▶ Exercise description
Write out the data exactly as given, dropping every picture.

▶ Data to use

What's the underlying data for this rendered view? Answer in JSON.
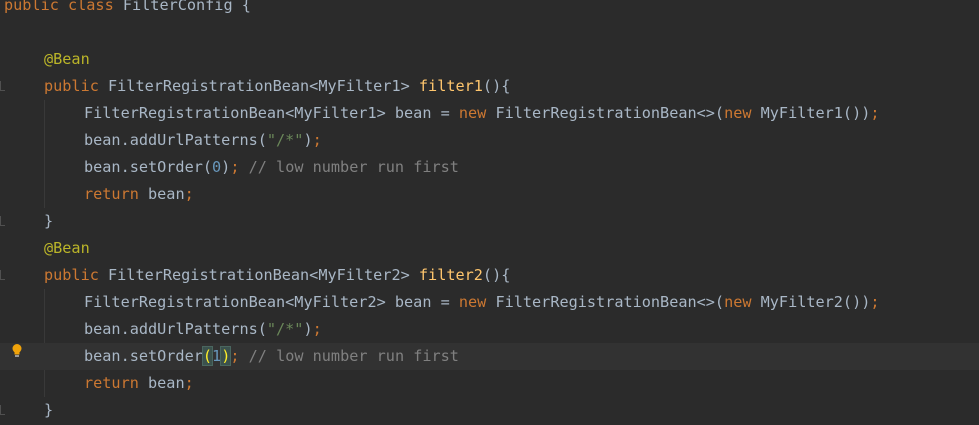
{
  "editor": {
    "lines": [
      {
        "indent": 0,
        "current": false,
        "tokens": [
          {
            "t": "public class FilterConfig {",
            "c": "plain-top"
          }
        ]
      },
      {
        "indent": 1,
        "current": false,
        "tokens": []
      },
      {
        "indent": 1,
        "current": false,
        "tokens": [
          {
            "t": "@Bean",
            "c": "ann"
          }
        ]
      },
      {
        "indent": 1,
        "current": false,
        "gutter": true,
        "tokens": [
          {
            "t": "public ",
            "c": "kw"
          },
          {
            "t": "FilterRegistrationBean<MyFilter1> ",
            "c": "plain"
          },
          {
            "t": "filter1",
            "c": "fn"
          },
          {
            "t": "(){",
            "c": "plain"
          }
        ]
      },
      {
        "indent": 2,
        "current": false,
        "tokens": [
          {
            "t": "FilterRegistrationBean<MyFilter1> bean = ",
            "c": "plain"
          },
          {
            "t": "new ",
            "c": "kw"
          },
          {
            "t": "FilterRegistrationBean<>(",
            "c": "plain"
          },
          {
            "t": "new ",
            "c": "kw"
          },
          {
            "t": "MyFilter1())",
            "c": "plain"
          },
          {
            "t": ";",
            "c": "kw"
          }
        ]
      },
      {
        "indent": 2,
        "current": false,
        "tokens": [
          {
            "t": "bean.addUrlPatterns(",
            "c": "plain"
          },
          {
            "t": "\"/*\"",
            "c": "str"
          },
          {
            "t": ")",
            "c": "plain"
          },
          {
            "t": ";",
            "c": "kw"
          }
        ]
      },
      {
        "indent": 2,
        "current": false,
        "tokens": [
          {
            "t": "bean.setOrder(",
            "c": "plain"
          },
          {
            "t": "0",
            "c": "num"
          },
          {
            "t": ")",
            "c": "plain"
          },
          {
            "t": "; ",
            "c": "kw"
          },
          {
            "t": "// low number run first",
            "c": "cm"
          }
        ]
      },
      {
        "indent": 2,
        "current": false,
        "tokens": [
          {
            "t": "return ",
            "c": "kw"
          },
          {
            "t": "bean",
            "c": "plain"
          },
          {
            "t": ";",
            "c": "kw"
          }
        ]
      },
      {
        "indent": 1,
        "current": false,
        "gutter": true,
        "tokens": [
          {
            "t": "}",
            "c": "plain"
          }
        ]
      },
      {
        "indent": 1,
        "current": false,
        "tokens": [
          {
            "t": "@Bean",
            "c": "ann"
          }
        ]
      },
      {
        "indent": 1,
        "current": false,
        "gutter": true,
        "tokens": [
          {
            "t": "public ",
            "c": "kw"
          },
          {
            "t": "FilterRegistrationBean<MyFilter2> ",
            "c": "plain"
          },
          {
            "t": "filter2",
            "c": "fn"
          },
          {
            "t": "(){",
            "c": "plain"
          }
        ]
      },
      {
        "indent": 2,
        "current": false,
        "tokens": [
          {
            "t": "FilterRegistrationBean<MyFilter2> bean = ",
            "c": "plain"
          },
          {
            "t": "new ",
            "c": "kw"
          },
          {
            "t": "FilterRegistrationBean<>(",
            "c": "plain"
          },
          {
            "t": "new ",
            "c": "kw"
          },
          {
            "t": "MyFilter2())",
            "c": "plain"
          },
          {
            "t": ";",
            "c": "kw"
          }
        ]
      },
      {
        "indent": 2,
        "current": false,
        "tokens": [
          {
            "t": "bean.addUrlPatterns(",
            "c": "plain"
          },
          {
            "t": "\"/*\"",
            "c": "str"
          },
          {
            "t": ")",
            "c": "plain"
          },
          {
            "t": ";",
            "c": "kw"
          }
        ]
      },
      {
        "indent": 2,
        "current": true,
        "bulb": true,
        "tokens": [
          {
            "t": "bean.setOrder",
            "c": "plain"
          },
          {
            "t": "(",
            "c": "brace-hl"
          },
          {
            "t": "1",
            "c": "num"
          },
          {
            "t": ")",
            "c": "brace-hl"
          },
          {
            "t": "; ",
            "c": "kw"
          },
          {
            "t": "// low number run first",
            "c": "cm"
          }
        ]
      },
      {
        "indent": 2,
        "current": false,
        "tokens": [
          {
            "t": "return ",
            "c": "kw"
          },
          {
            "t": "bean",
            "c": "plain"
          },
          {
            "t": ";",
            "c": "kw"
          }
        ]
      },
      {
        "indent": 1,
        "current": false,
        "gutter": true,
        "tokens": [
          {
            "t": "}",
            "c": "plain"
          }
        ]
      }
    ]
  },
  "icons": {
    "bulb": "lightbulb-icon",
    "fold": "fold-marker-icon"
  },
  "colors": {
    "background": "#2b2b2b",
    "current_line": "#323232",
    "keyword": "#cc7832",
    "annotation": "#bbb529",
    "function": "#ffc66d",
    "string": "#6a8759",
    "number": "#6897bb",
    "comment": "#808080",
    "text": "#a9b7c6"
  }
}
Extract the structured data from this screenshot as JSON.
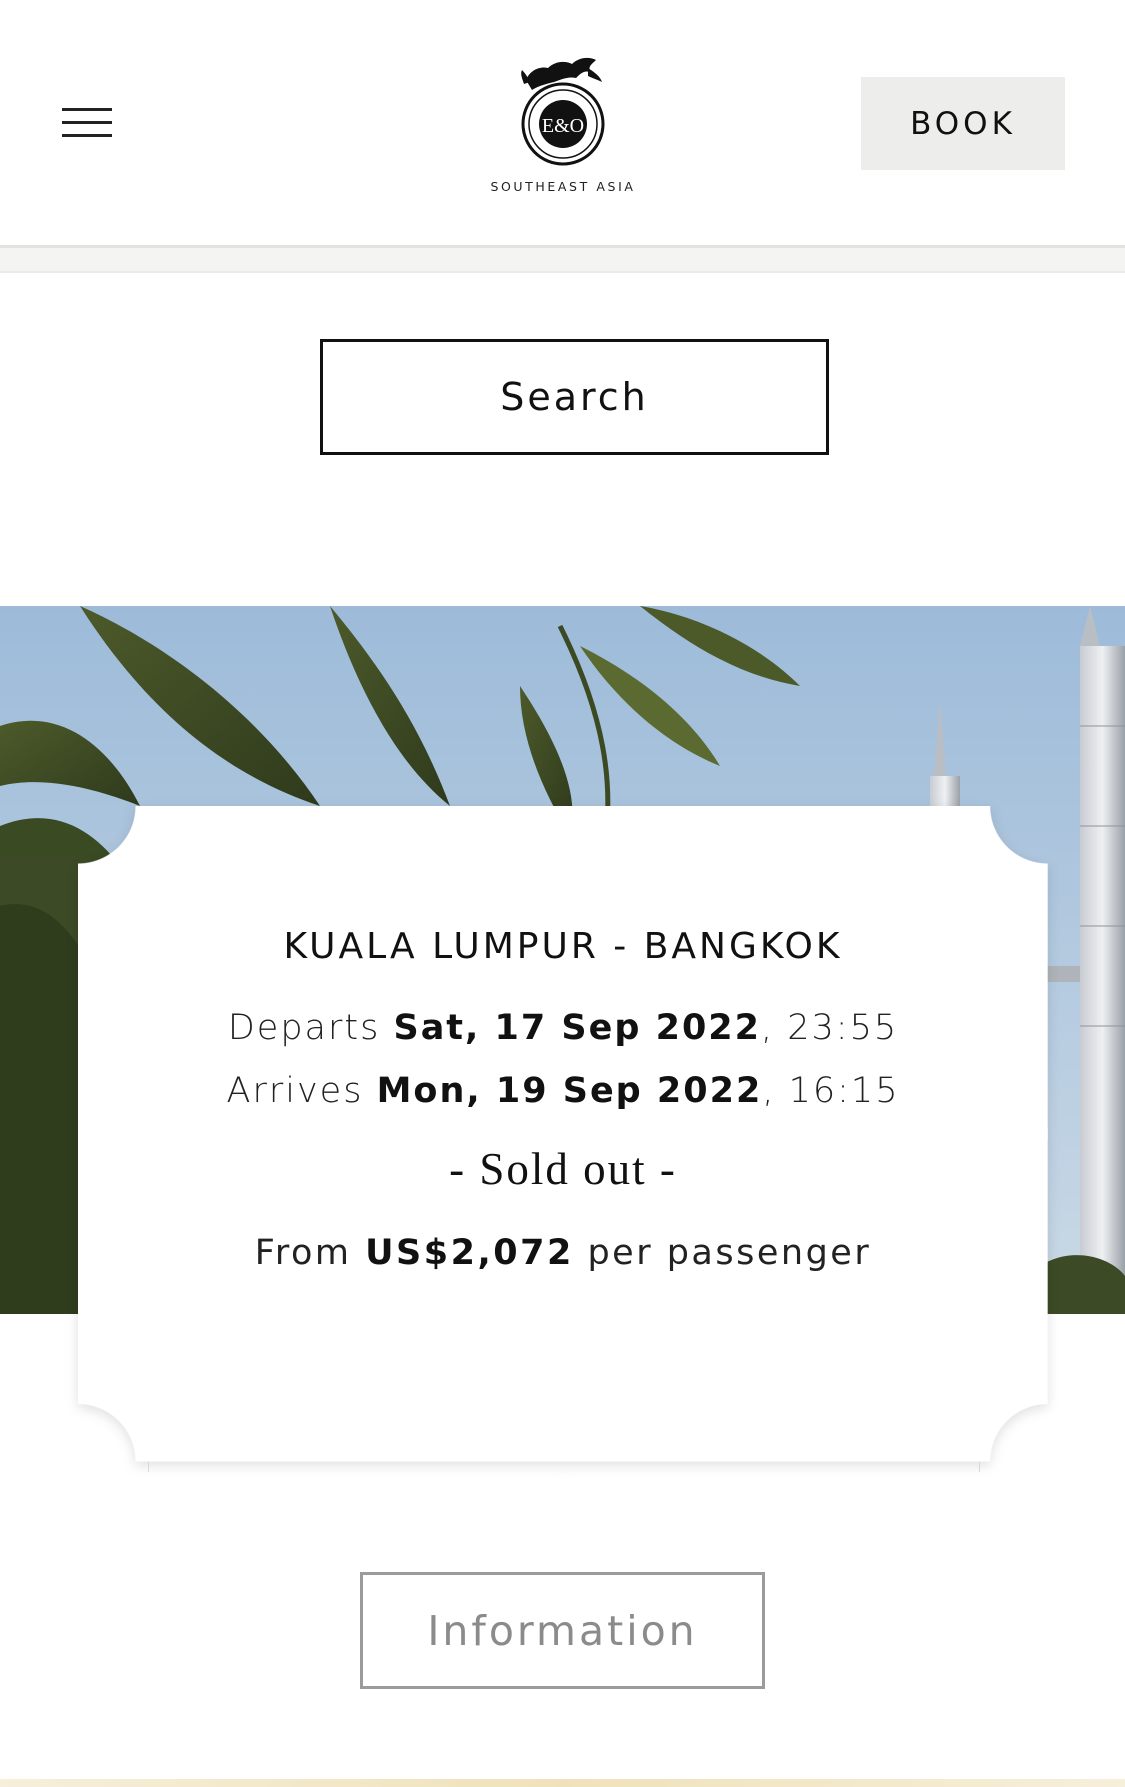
{
  "header": {
    "menu_icon": "hamburger-menu-icon",
    "logo": {
      "emblem_text": "E&O",
      "subtitle": "SOUTHEAST ASIA"
    },
    "book_label": "BOOK"
  },
  "search": {
    "label": "Search"
  },
  "journey": {
    "route": "KUALA LUMPUR - BANGKOK",
    "departs": {
      "prefix": "Departs ",
      "date": "Sat, 17 Sep 2022",
      "time": ", 23:55"
    },
    "arrives": {
      "prefix": "Arrives ",
      "date": "Mon, 19 Sep 2022",
      "time": ", 16:15"
    },
    "status": "- Sold out -",
    "price": {
      "prefix": "From ",
      "amount": "US$2,072",
      "suffix": " per passenger"
    }
  },
  "information": {
    "label": "Information"
  },
  "colors": {
    "book_bg": "#ededec",
    "text": "#111111",
    "info_border": "#9b9b9b",
    "info_text": "#8b8b8b",
    "sky": "#a9c3dd"
  }
}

▶ Output
What's the underlying data for this rendered view? Answer in JSON.
{
  "editor": {
    "lines": [
      {
        "indent": 0,
        "current": false,
        "tokens": [
          {
            "t": "public class FilterConfig {",
            "c": "plain-top"
          }
        ]
      },
      {
        "indent": 1,
        "current": false,
        "tokens": []
      },
      {
        "indent": 1,
        "current": false,
        "tokens": [
          {
            "t": "@Bean",
            "c": "ann"
          }
        ]
      },
      {
        "indent": 1,
        "current": false,
        "gutter": true,
        "tokens": [
          {
            "t": "public ",
            "c": "kw"
          },
          {
            "t": "FilterRegistrationBean<MyFilter1> ",
            "c": "plain"
          },
          {
            "t": "filter1",
            "c": "fn"
          },
          {
            "t": "(){",
            "c": "plain"
          }
        ]
      },
      {
        "indent": 2,
        "current": false,
        "tokens": [
          {
            "t": "FilterRegistrationBean<MyFilter1> bean = ",
            "c": "plain"
          },
          {
            "t": "new ",
            "c": "kw"
          },
          {
            "t": "FilterRegistrationBean<>(",
            "c": "plain"
          },
          {
            "t": "new ",
            "c": "kw"
          },
          {
            "t": "MyFilter1())",
            "c": "plain"
          },
          {
            "t": ";",
            "c": "kw"
          }
        ]
      },
      {
        "indent": 2,
        "current": false,
        "tokens": [
          {
            "t": "bean.addUrlPatterns(",
            "c": "plain"
          },
          {
            "t": "\"/*\"",
            "c": "str"
          },
          {
            "t": ")",
            "c": "plain"
          },
          {
            "t": ";",
            "c": "kw"
          }
        ]
      },
      {
        "indent": 2,
        "current": false,
        "tokens": [
          {
            "t": "bean.setOrder(",
            "c": "plain"
          },
          {
            "t": "0",
            "c": "num"
          },
          {
            "t": ")",
            "c": "plain"
          },
          {
            "t": "; ",
            "c": "kw"
          },
          {
            "t": "// low number run first",
            "c": "cm"
          }
        ]
      },
      {
        "indent": 2,
        "current": false,
        "tokens": [
          {
            "t": "return ",
            "c": "kw"
          },
          {
            "t": "bean",
            "c": "plain"
          },
          {
            "t": ";",
            "c": "kw"
          }
        ]
      },
      {
        "indent": 1,
        "current": false,
        "gutter": true,
        "tokens": [
          {
            "t": "}",
            "c": "plain"
          }
        ]
      },
      {
        "indent": 1,
        "current": false,
        "tokens": [
          {
            "t": "@Bean",
            "c": "ann"
          }
        ]
      },
      {
        "indent": 1,
        "current": false,
        "gutter": true,
        "tokens": [
          {
            "t": "public ",
            "c": "kw"
          },
          {
            "t": "FilterRegistrationBean<MyFilter2> ",
            "c": "plain"
          },
          {
            "t": "filter2",
            "c": "fn"
          },
          {
            "t": "(){",
            "c": "plain"
          }
        ]
      },
      {
        "indent": 2,
        "current": false,
        "tokens": [
          {
            "t": "FilterRegistrationBean<MyFilter2> bean = ",
            "c": "plain"
          },
          {
            "t": "new ",
            "c": "kw"
          },
          {
            "t": "FilterRegistrationBean<>(",
            "c": "plain"
          },
          {
            "t": "new ",
            "c": "kw"
          },
          {
            "t": "MyFilter2())",
            "c": "plain"
          },
          {
            "t": ";",
            "c": "kw"
          }
        ]
      },
      {
        "indent": 2,
        "current": false,
        "tokens": [
          {
            "t": "bean.addUrlPatterns(",
            "c": "plain"
          },
          {
            "t": "\"/*\"",
            "c": "str"
          },
          {
            "t": ")",
            "c": "plain"
          },
          {
            "t": ";",
            "c": "kw"
          }
        ]
      },
      {
        "indent": 2,
        "current": true,
        "bulb": true,
        "tokens": [
          {
            "t": "bean.setOrder",
            "c": "plain"
          },
          {
            "t": "(",
            "c": "brace-hl"
          },
          {
            "t": "1",
            "c": "num"
          },
          {
            "t": ")",
            "c": "brace-hl"
          },
          {
            "t": "; ",
            "c": "kw"
          },
          {
            "t": "// low number run first",
            "c": "cm"
          }
        ]
      },
      {
        "indent": 2,
        "current": false,
        "tokens": [
          {
            "t": "return ",
            "c": "kw"
          },
          {
            "t": "bean",
            "c": "plain"
          },
          {
            "t": ";",
            "c": "kw"
          }
        ]
      },
      {
        "indent": 1,
        "current": false,
        "gutter": true,
        "tokens": [
          {
            "t": "}",
            "c": "plain"
          }
        ]
      }
    ]
  },
  "icons": {
    "bulb": "lightbulb-icon",
    "fold": "fold-marker-icon"
  },
  "colors": {
    "background": "#2b2b2b",
    "current_line": "#323232",
    "keyword": "#cc7832",
    "annotation": "#bbb529",
    "function": "#ffc66d",
    "string": "#6a8759",
    "number": "#6897bb",
    "comment": "#808080",
    "text": "#a9b7c6"
  }
}
Extract the structured data from this screenshot as JSON.
{
  "header": {
    "menu_icon": "hamburger-menu-icon",
    "logo": {
      "emblem_text": "E&O",
      "subtitle": "SOUTHEAST ASIA"
    },
    "book_label": "BOOK"
  },
  "search": {
    "label": "Search"
  },
  "journey": {
    "route": "KUALA LUMPUR - BANGKOK",
    "departs": {
      "prefix": "Departs ",
      "date": "Sat, 17 Sep 2022",
      "time": ", 23:55"
    },
    "arrives": {
      "prefix": "Arrives ",
      "date": "Mon, 19 Sep 2022",
      "time": ", 16:15"
    },
    "status": "- Sold out -",
    "price": {
      "prefix": "From ",
      "amount": "US$2,072",
      "suffix": " per passenger"
    }
  },
  "information": {
    "label": "Information"
  },
  "colors": {
    "book_bg": "#ededec",
    "text": "#111111",
    "info_border": "#9b9b9b",
    "info_text": "#8b8b8b",
    "sky": "#a9c3dd"
  }
}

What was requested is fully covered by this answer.